Iconic, 81-year-old Tampa Theatre, which is on the National Register of Historic Places, is one of those hometown gems that can easily be taken for granted by locals.
So, any reason to experience the architectural archetype for “Florida Mediterranean,” your basic pastiche of Italian Renaissance, Byzantine, Spanish, Mediterranean, Greek Revival, Baroque and English Tudor, should do. In fact, any excuse to ensconce yourself amid the alcoves, tiles, mirrors, statuary, stairways, history and ambient light — and under that star-bedecked ceiling — should suffice.
And as good a vehicle as any would be the (3 p.m. Sundays) Summer Classic Movie Series, now in its 14th year. It began May 27 and runs through Aug. 26. The featured fare ranges from “Top Hat” and “The Thin Man” to “Gone With The Wind” and “The Great Gatsby.” The last three are: “Casablanca” (Aug. 12), “Bedknobs and Broomsticks” (Aug. 19) and “The Thief of Baghdad” (Aug. 26).
Basically, something for anyone wanting to escape unforgiving humidity, bad indoor baseball and too many contemporary movies obviously aimed at a target market of 14-year-old boys.
If you’ve never sampled the summer series at Tampa Theatre, consider putting it on one of those sempiternal “to do” lists. Especially when it’s sub-Sahara hot around here.
“It transports people back to another era,” explains Tara Schroeder, now in her 15th year as Tampa Theatre’s community relations manager. “It’s one of our best draws; we love it.” So much so that for the last six years Tampa Theatre has even added an “Audience Costume Craze,” which encourages patrons to dress in period fashion. “The Great Gatsby” and “Blazing Saddles” were so designated this summer.
And Schroeder also loves the attendance figures. Whereas an average screening in the balconied, 1,446-seat “specialty film house” would attract an audience of 75-100, the summer series’ movies average 700-800.A prime example was last Sunday’s “Hard Day’s Night,” the recently restored print of the 1964 Beatles mockumentary. Attendance, which included my wife Laraine and I, was 714. (That evening’s indie film, “Crazy Love,” did about 700 less.)
We are reminded that rare Grand Dames such as Tampa Theatre were built for cinematic grandeur and must not be relegated to museum status or commercial conversion.
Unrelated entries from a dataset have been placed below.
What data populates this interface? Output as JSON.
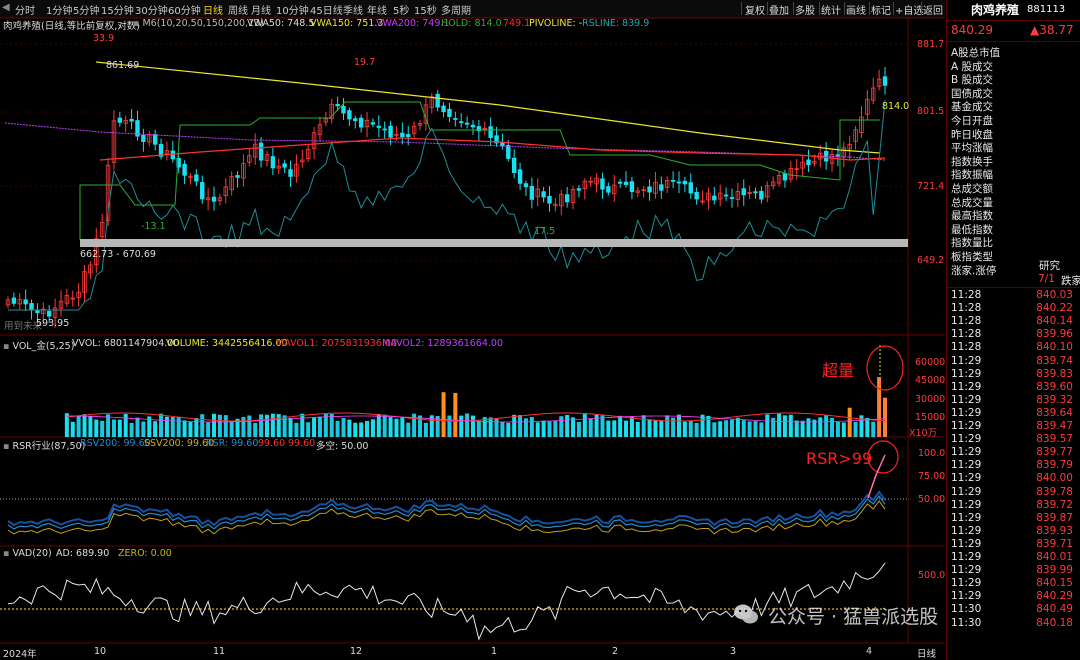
{
  "toolbar": {
    "period_tabs": [
      "分时",
      "1分钟",
      "5分钟",
      "15分钟",
      "30分钟",
      "60分钟",
      "日线",
      "周线",
      "月线",
      "10分钟",
      "45日线",
      "季线",
      "年线",
      "5秒",
      "15秒",
      "多周期"
    ],
    "active_tab": "日线",
    "right_buttons": [
      "复权",
      "叠加",
      "多股",
      "统计",
      "画线",
      "标记",
      "+自选",
      "返回"
    ]
  },
  "main_legend": {
    "name": "肉鸡养殖(日线,等比前复权,对数)",
    "m6": "M6(10,20,50,150,200,13)",
    "vwa50": "VWA50: 748.5",
    "vwa150": "VWA150: 751.3",
    "vwa200": "VWA200: 749.1",
    "hold": "HOLD: 814.0",
    "hold_val": "749.1",
    "pivoline": "PIVOLINE: -",
    "rsline": "RSLINE: 839.9"
  },
  "main_axis": {
    "top": "881.7",
    "t2": "801.5",
    "t3": "721.4",
    "t4": "649.2"
  },
  "annotations": {
    "hi1": "33.9",
    "hi2": "19.7",
    "peak": "861.69",
    "low1": "-13.1",
    "low2": "17.5",
    "band": "662.73 - 670.69",
    "low_price": "593.95",
    "new_low_note": "用到未来",
    "last_price_tag": "814.0"
  },
  "vol_legend": {
    "name": "VOL_金(5,25)",
    "vvol": "VVOL: 6801147904.00",
    "volume": "VOLUME: 3442556416.00",
    "mavol1": "MAVOL1: 2075831936.00",
    "mavol2": "MAVOL2: 1289361664.00",
    "axis": [
      "60000",
      "45000",
      "30000",
      "15000"
    ],
    "unit": "X10万",
    "callout": "超量"
  },
  "rsr_legend": {
    "name": "RSR行业(87,50)",
    "rsv200": "RSV200: 99.60",
    "ssv200": "SSV200: 99.60",
    "rsr": "RSR: 99.60",
    "v1": "99.60",
    "v2": "99.60",
    "dk": "多空: 50.00",
    "axis": [
      "100.0",
      "75.00",
      "50.00"
    ],
    "callout": "RSR>99"
  },
  "vad_legend": {
    "name": "VAD(20)",
    "ad": "AD: 689.90",
    "zero": "ZERO: 0.00",
    "axis": [
      "500.0"
    ]
  },
  "x_axis": {
    "labels": [
      "2024年",
      "10",
      "11",
      "12",
      "1",
      "2",
      "3",
      "4"
    ],
    "period": "日线"
  },
  "right_panel": {
    "title": "肉鸡养殖",
    "code": "881113",
    "price": "840.29",
    "change": "▲38.77",
    "fields": [
      "A股总市值",
      "A 股成交",
      "B 股成交",
      "国债成交",
      "基金成交",
      "今日开盘",
      "昨日收盘",
      "平均涨幅",
      "指数换手",
      "指数振幅",
      "总成交额",
      "总成交量",
      "最高指数",
      "最低指数",
      "指数量比",
      "板指类型",
      "涨家.涨停"
    ],
    "type_val": "研究",
    "updown_val": "7/1",
    "updown_tail": "跌家",
    "ticks": [
      [
        "11:28",
        "840.03"
      ],
      [
        "11:28",
        "840.22"
      ],
      [
        "11:28",
        "840.14"
      ],
      [
        "11:28",
        "839.96"
      ],
      [
        "11:28",
        "840.10"
      ],
      [
        "11:29",
        "839.74"
      ],
      [
        "11:29",
        "839.83"
      ],
      [
        "11:29",
        "839.60"
      ],
      [
        "11:29",
        "839.32"
      ],
      [
        "11:29",
        "839.64"
      ],
      [
        "11:29",
        "839.47"
      ],
      [
        "11:29",
        "839.57"
      ],
      [
        "11:29",
        "839.77"
      ],
      [
        "11:29",
        "839.79"
      ],
      [
        "11:29",
        "840.00"
      ],
      [
        "11:29",
        "839.78"
      ],
      [
        "11:29",
        "839.72"
      ],
      [
        "11:29",
        "839.87"
      ],
      [
        "11:29",
        "839.93"
      ],
      [
        "11:29",
        "839.71"
      ],
      [
        "11:29",
        "840.01"
      ],
      [
        "11:29",
        "839.99"
      ],
      [
        "11:29",
        "840.15"
      ],
      [
        "11:29",
        "840.29"
      ],
      [
        "11:30",
        "840.49"
      ],
      [
        "11:30",
        "840.18"
      ]
    ]
  },
  "watermark": "公众号 · 猛兽派选股",
  "colors": {
    "up": "#ff3b3b",
    "down": "#19e0f0",
    "ma_yellow": "#e8e830",
    "ma_purple": "#c040ff",
    "ma_green": "#2bb02b",
    "ma_red": "#ff3030",
    "rs_line": "#1a8f98",
    "grid": "#5a0000"
  }
}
They must be experienced collectively — with the life force that is a critical-mass live audience.
Which is certainly the case on any give summer Sunday, including this one. And, yes, we were transported. Alas, murder and cancer have halved the Beatles over the years, but this was 1964 — for everybody. We were all young and carefree and immortal and at the freeze-frame pinnacle of our young adulthood, including those of us who were spastic on the dance floor. And who cares that we didn’t realize then that “Hard Day’s Night” could have been retitled: “The Beatles meet Benny Hill.”
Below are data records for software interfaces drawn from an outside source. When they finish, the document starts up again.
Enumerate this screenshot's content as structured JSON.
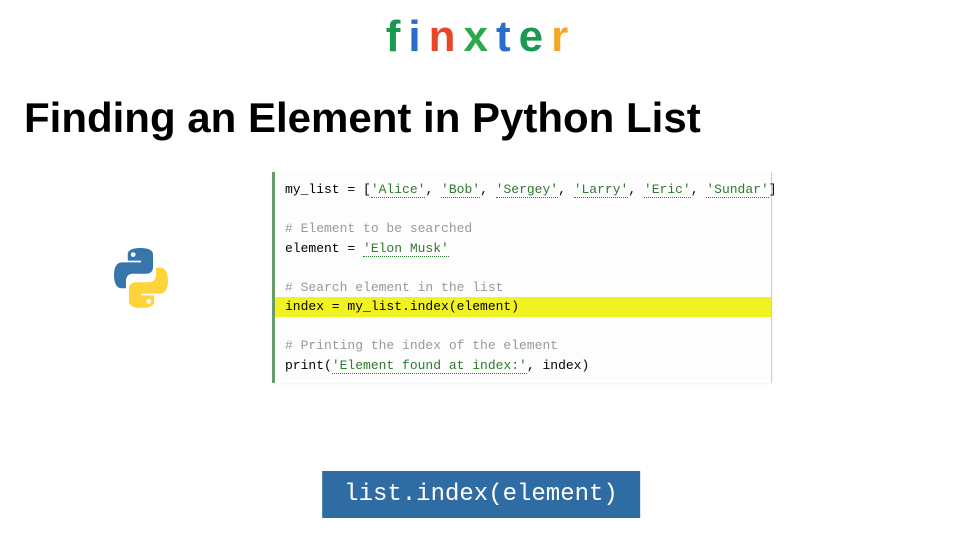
{
  "logo": {
    "letters": [
      {
        "char": "f",
        "color": "#1a9950"
      },
      {
        "char": "i",
        "color": "#2a6bcc"
      },
      {
        "char": "n",
        "color": "#e8452b"
      },
      {
        "char": "x",
        "color": "#2ea84a"
      },
      {
        "char": "t",
        "color": "#2a6bcc"
      },
      {
        "char": "e",
        "color": "#1a9950"
      },
      {
        "char": "r",
        "color": "#f5a623"
      }
    ]
  },
  "title": "Finding an Element in Python List",
  "code": {
    "line1_pre": "my_list = [",
    "line1_items": [
      "'Alice'",
      "'Bob'",
      "'Sergey'",
      "'Larry'",
      "'Eric'",
      "'Sundar'"
    ],
    "line1_post": "]",
    "line2": "",
    "line3": "# Element to be searched",
    "line4_pre": "element = ",
    "line4_val": "'Elon Musk'",
    "line5": "",
    "line6": "# Search element in the list",
    "line7": "index = my_list.index(element)",
    "line8": "",
    "line9": "# Printing the index of the element",
    "line10_pre": "print(",
    "line10_str": "'Element found at index:'",
    "line10_post": ", index)"
  },
  "footer": "list.index(element)"
}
Frenetic and silly worked much better then, to be sure, but the music remains timeless. The Beatles were generational avatars who were gifted musicians and lyricists, a parlay that is much less in favor today.
And even when the sound system malfunctioned, as it did several times, the baby-boomer crowd was more than understanding. Way more.
Fortunately, these brief outages were mostly concert scenes and the crowd responded by seamlessly singing along — “